▶ _Exercise directions_: Your task is to give the data again, exactly, with every line intact.

[Excerpts from an interface dataset]
---------------
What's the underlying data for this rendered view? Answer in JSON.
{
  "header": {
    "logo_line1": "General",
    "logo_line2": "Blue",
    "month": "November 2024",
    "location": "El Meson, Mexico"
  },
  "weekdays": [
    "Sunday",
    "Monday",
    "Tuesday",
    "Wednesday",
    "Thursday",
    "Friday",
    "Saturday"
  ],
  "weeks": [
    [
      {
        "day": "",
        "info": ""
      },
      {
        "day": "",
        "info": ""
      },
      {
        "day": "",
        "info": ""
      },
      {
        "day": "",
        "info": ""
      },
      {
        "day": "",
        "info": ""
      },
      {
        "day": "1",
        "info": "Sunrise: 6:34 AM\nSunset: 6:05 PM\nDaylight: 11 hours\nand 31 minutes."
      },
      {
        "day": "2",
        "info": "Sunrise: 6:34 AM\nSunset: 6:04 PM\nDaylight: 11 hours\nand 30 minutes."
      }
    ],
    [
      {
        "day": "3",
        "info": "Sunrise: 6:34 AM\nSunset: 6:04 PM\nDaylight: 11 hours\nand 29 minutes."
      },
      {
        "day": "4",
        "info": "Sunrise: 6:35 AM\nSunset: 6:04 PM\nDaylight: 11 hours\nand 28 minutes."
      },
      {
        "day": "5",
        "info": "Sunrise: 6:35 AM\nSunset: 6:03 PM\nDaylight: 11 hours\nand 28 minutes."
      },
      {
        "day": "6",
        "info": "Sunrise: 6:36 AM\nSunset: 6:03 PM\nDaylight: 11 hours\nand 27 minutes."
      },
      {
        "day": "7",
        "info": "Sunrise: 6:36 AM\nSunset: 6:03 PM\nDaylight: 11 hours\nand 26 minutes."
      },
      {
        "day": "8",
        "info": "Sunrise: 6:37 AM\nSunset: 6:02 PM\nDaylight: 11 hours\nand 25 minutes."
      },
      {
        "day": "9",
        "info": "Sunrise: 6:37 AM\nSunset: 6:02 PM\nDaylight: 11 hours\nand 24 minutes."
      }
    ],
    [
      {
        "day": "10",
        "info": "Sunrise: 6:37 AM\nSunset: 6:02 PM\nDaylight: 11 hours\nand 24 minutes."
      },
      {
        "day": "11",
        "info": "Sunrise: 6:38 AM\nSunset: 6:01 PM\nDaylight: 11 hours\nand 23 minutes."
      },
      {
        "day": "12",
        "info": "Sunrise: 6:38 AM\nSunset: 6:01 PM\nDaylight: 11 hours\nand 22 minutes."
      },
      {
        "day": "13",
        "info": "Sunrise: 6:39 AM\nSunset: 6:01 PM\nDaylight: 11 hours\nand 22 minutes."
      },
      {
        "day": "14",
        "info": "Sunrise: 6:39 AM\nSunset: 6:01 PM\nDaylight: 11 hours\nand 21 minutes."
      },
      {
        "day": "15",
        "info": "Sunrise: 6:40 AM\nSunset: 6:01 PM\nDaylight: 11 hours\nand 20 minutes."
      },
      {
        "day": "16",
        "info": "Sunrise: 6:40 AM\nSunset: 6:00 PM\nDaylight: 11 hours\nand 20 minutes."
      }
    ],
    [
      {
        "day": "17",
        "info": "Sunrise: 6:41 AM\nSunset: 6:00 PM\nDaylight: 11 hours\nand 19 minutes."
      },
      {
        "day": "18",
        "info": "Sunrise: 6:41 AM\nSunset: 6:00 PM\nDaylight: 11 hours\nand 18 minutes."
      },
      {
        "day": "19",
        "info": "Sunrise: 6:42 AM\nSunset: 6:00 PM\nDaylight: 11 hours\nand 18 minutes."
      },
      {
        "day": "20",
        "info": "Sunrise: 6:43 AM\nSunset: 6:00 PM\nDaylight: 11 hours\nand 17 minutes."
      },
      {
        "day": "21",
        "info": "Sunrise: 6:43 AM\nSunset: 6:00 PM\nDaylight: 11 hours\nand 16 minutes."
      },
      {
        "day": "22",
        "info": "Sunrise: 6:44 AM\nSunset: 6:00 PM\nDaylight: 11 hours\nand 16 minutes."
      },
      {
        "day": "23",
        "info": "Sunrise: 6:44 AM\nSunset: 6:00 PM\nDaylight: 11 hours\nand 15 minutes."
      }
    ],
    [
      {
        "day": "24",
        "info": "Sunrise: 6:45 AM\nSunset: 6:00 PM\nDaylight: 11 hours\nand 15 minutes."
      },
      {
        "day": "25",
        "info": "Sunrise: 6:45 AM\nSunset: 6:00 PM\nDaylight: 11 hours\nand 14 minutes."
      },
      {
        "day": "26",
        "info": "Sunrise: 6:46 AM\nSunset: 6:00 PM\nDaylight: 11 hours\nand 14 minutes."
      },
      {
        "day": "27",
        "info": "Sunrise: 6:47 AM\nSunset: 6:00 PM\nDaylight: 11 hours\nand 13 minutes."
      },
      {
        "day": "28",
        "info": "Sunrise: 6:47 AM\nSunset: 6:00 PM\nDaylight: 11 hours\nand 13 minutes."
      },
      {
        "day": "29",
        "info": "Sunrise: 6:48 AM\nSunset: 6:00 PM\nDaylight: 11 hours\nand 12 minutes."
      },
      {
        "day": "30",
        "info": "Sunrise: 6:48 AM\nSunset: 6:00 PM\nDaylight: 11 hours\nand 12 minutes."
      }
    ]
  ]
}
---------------
▶ _Final answer_:
What's the underlying data for this rendered view? Answer in JSON.
{
  "header": {
    "logo_line1": "General",
    "logo_line2": "Blue",
    "month": "November 2024",
    "location": "El Meson, Mexico"
  },
  "weekdays": [
    "Sunday",
    "Monday",
    "Tuesday",
    "Wednesday",
    "Thursday",
    "Friday",
    "Saturday"
  ],
  "weeks": [
    [
      {
        "day": "",
        "info": ""
      },
      {
        "day": "",
        "info": ""
      },
      {
        "day": "",
        "info": ""
      },
      {
        "day": "",
        "info": ""
      },
      {
        "day": "",
        "info": ""
      },
      {
        "day": "1",
        "info": "Sunrise: 6:34 AM\nSunset: 6:05 PM\nDaylight: 11 hours\nand 31 minutes."
      },
      {
        "day": "2",
        "info": "Sunrise: 6:34 AM\nSunset: 6:04 PM\nDaylight: 11 hours\nand 30 minutes."
      }
    ],
    [
      {
        "day": "3",
        "info": "Sunrise: 6:34 AM\nSunset: 6:04 PM\nDaylight: 11 hours\nand 29 minutes."
      },
      {
        "day": "4",
        "info": "Sunrise: 6:35 AM\nSunset: 6:04 PM\nDaylight: 11 hours\nand 28 minutes."
      },
      {
        "day": "5",
        "info": "Sunrise: 6:35 AM\nSunset: 6:03 PM\nDaylight: 11 hours\nand 28 minutes."
      },
      {
        "day": "6",
        "info": "Sunrise: 6:36 AM\nSunset: 6:03 PM\nDaylight: 11 hours\nand 27 minutes."
      },
      {
        "day": "7",
        "info": "Sunrise: 6:36 AM\nSunset: 6:03 PM\nDaylight: 11 hours\nand 26 minutes."
      },
      {
        "day": "8",
        "info": "Sunrise: 6:37 AM\nSunset: 6:02 PM\nDaylight: 11 hours\nand 25 minutes."
      },
      {
        "day": "9",
        "info": "Sunrise: 6:37 AM\nSunset: 6:02 PM\nDaylight: 11 hours\nand 24 minutes."
      }
    ],
    [
      {
        "day": "10",
        "info": "Sunrise: 6:37 AM\nSunset: 6:02 PM\nDaylight: 11 hours\nand 24 minutes."
      },
      {
        "day": "11",
        "info": "Sunrise: 6:38 AM\nSunset: 6:01 PM\nDaylight: 11 hours\nand 23 minutes."
      },
      {
        "day": "12",
        "info": "Sunrise: 6:38 AM\nSunset: 6:01 PM\nDaylight: 11 hours\nand 22 minutes."
      },
      {
        "day": "13",
        "info": "Sunrise: 6:39 AM\nSunset: 6:01 PM\nDaylight: 11 hours\nand 22 minutes."
      },
      {
        "day": "14",
        "info": "Sunrise: 6:39 AM\nSunset: 6:01 PM\nDaylight: 11 hours\nand 21 minutes."
      },
      {
        "day": "15",
        "info": "Sunrise: 6:40 AM\nSunset: 6:01 PM\nDaylight: 11 hours\nand 20 minutes."
      },
      {
        "day": "16",
        "info": "Sunrise: 6:40 AM\nSunset: 6:00 PM\nDaylight: 11 hours\nand 20 minutes."
      }
    ],
    [
      {
        "day": "17",
        "info": "Sunrise: 6:41 AM\nSunset: 6:00 PM\nDaylight: 11 hours\nand 19 minutes."
      },
      {
        "day": "18",
        "info": "Sunrise: 6:41 AM\nSunset: 6:00 PM\nDaylight: 11 hours\nand 18 minutes."
      },
      {
        "day": "19",
        "info": "Sunrise: 6:42 AM\nSunset: 6:00 PM\nDaylight: 11 hours\nand 18 minutes."
      },
      {
        "day": "20",
        "info": "Sunrise: 6:43 AM\nSunset: 6:00 PM\nDaylight: 11 hours\nand 17 minutes."
      },
      {
        "day": "21",
        "info": "Sunrise: 6:43 AM\nSunset: 6:00 PM\nDaylight: 11 hours\nand 16 minutes."
      },
      {
        "day": "22",
        "info": "Sunrise: 6:44 AM\nSunset: 6:00 PM\nDaylight: 11 hours\nand 16 minutes."
      },
      {
        "day": "23",
        "info": "Sunrise: 6:44 AM\nSunset: 6:00 PM\nDaylight: 11 hours\nand 15 minutes."
      }
    ],
    [
      {
        "day": "24",
        "info": "Sunrise: 6:45 AM\nSunset: 6:00 PM\nDaylight: 11 hours\nand 15 minutes."
      },
      {
        "day": "25",
        "info": "Sunrise: 6:45 AM\nSunset: 6:00 PM\nDaylight: 11 hours\nand 14 minutes."
      },
      {
        "day": "26",
        "info": "Sunrise: 6:46 AM\nSunset: 6:00 PM\nDaylight: 11 hours\nand 14 minutes."
      },
      {
        "day": "27",
        "info": "Sunrise: 6:47 AM\nSunset: 6:00 PM\nDaylight: 11 hours\nand 13 minutes."
      },
      {
        "day": "28",
        "info": "Sunrise: 6:47 AM\nSunset: 6:00 PM\nDaylight: 11 hours\nand 13 minutes."
      },
      {
        "day": "29",
        "info": "Sunrise: 6:48 AM\nSunset: 6:00 PM\nDaylight: 11 hours\nand 12 minutes."
      },
      {
        "day": "30",
        "info": "Sunrise: 6:48 AM\nSunset: 6:00 PM\nDaylight: 11 hours\nand 12 minutes."
      }
    ]
  ]
}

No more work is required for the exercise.